Excerpted records:
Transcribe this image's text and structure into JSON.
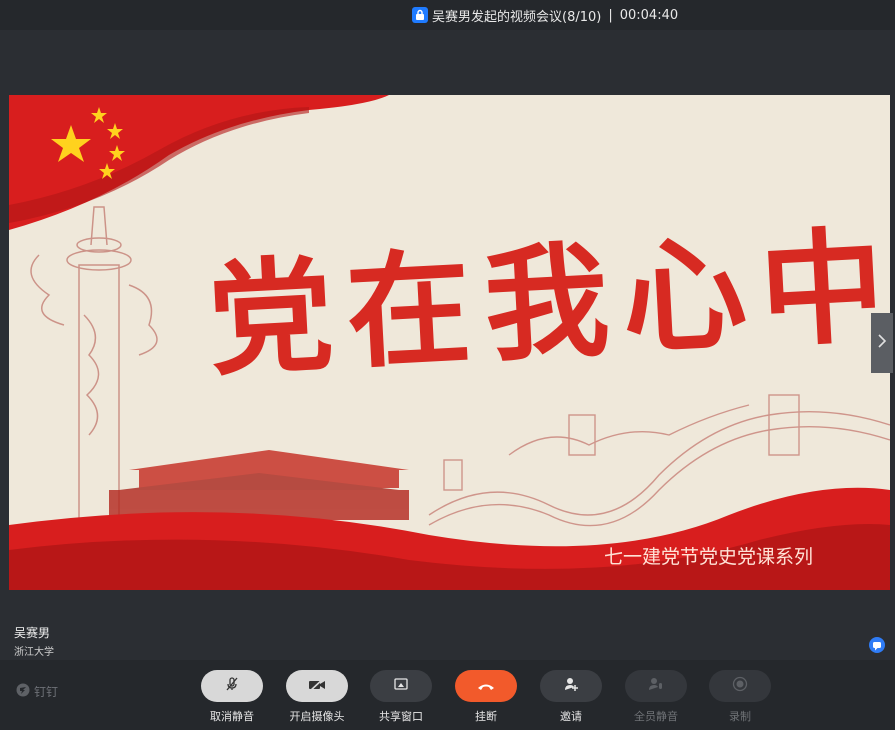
{
  "title": {
    "meeting_title": "吴赛男发起的视频会议(8/10)",
    "separator": "|",
    "elapsed": "00:04:40"
  },
  "slide": {
    "main_text": "党在我心中",
    "subtitle": "七一建党节党史党课系列"
  },
  "speaker": {
    "name": "吴赛男",
    "organization": "浙江大学"
  },
  "brand": {
    "name": "钉钉"
  },
  "controls": [
    {
      "label": "取消静音",
      "icon": "microphone-muted-icon",
      "enabled": true
    },
    {
      "label": "开启摄像头",
      "icon": "camera-off-icon",
      "enabled": true
    },
    {
      "label": "共享窗口",
      "icon": "share-window-icon",
      "enabled": true
    },
    {
      "label": "挂断",
      "icon": "hang-up-icon",
      "enabled": true
    },
    {
      "label": "邀请",
      "icon": "invite-user-icon",
      "enabled": true
    },
    {
      "label": "全员静音",
      "icon": "mute-all-icon",
      "enabled": false
    },
    {
      "label": "录制",
      "icon": "record-icon",
      "enabled": false
    }
  ],
  "colors": {
    "hangup": "#f25a2b",
    "accent_blue": "#2f7cf6",
    "flag_red": "#d81e1e"
  }
}
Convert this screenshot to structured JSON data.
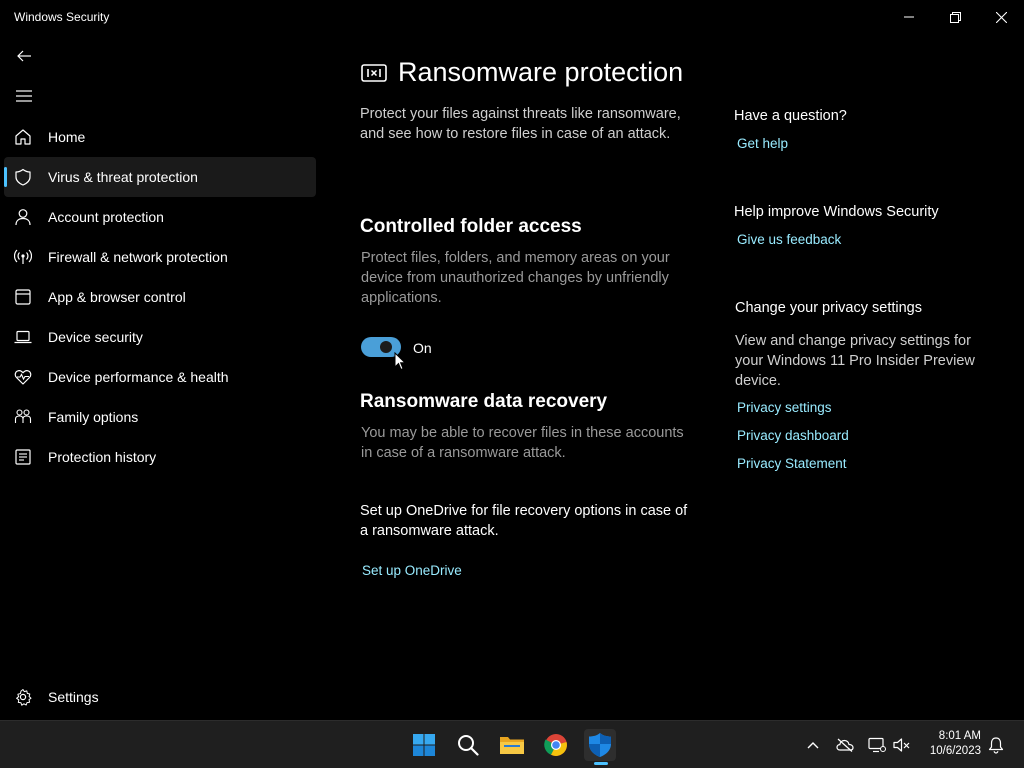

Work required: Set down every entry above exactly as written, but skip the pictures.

Answer section:
Transcribe this image's text and structure into JSON.
{
  "title": {
    "meeting_title": "吴赛男发起的视频会议(8/10)",
    "separator": "|",
    "elapsed": "00:04:40"
  },
  "slide": {
    "main_text": "党在我心中",
    "subtitle": "七一建党节党史党课系列"
  },
  "speaker": {
    "name": "吴赛男",
    "organization": "浙江大学"
  },
  "brand": {
    "name": "钉钉"
  },
  "controls": [
    {
      "label": "取消静音",
      "icon": "microphone-muted-icon",
      "enabled": true
    },
    {
      "label": "开启摄像头",
      "icon": "camera-off-icon",
      "enabled": true
    },
    {
      "label": "共享窗口",
      "icon": "share-window-icon",
      "enabled": true
    },
    {
      "label": "挂断",
      "icon": "hang-up-icon",
      "enabled": true
    },
    {
      "label": "邀请",
      "icon": "invite-user-icon",
      "enabled": true
    },
    {
      "label": "全员静音",
      "icon": "mute-all-icon",
      "enabled": false
    },
    {
      "label": "录制",
      "icon": "record-icon",
      "enabled": false
    }
  ],
  "colors": {
    "hangup": "#f25a2b",
    "accent_blue": "#2f7cf6",
    "flag_red": "#d81e1e"
  }
}
Convert this screenshot to structured JSON data.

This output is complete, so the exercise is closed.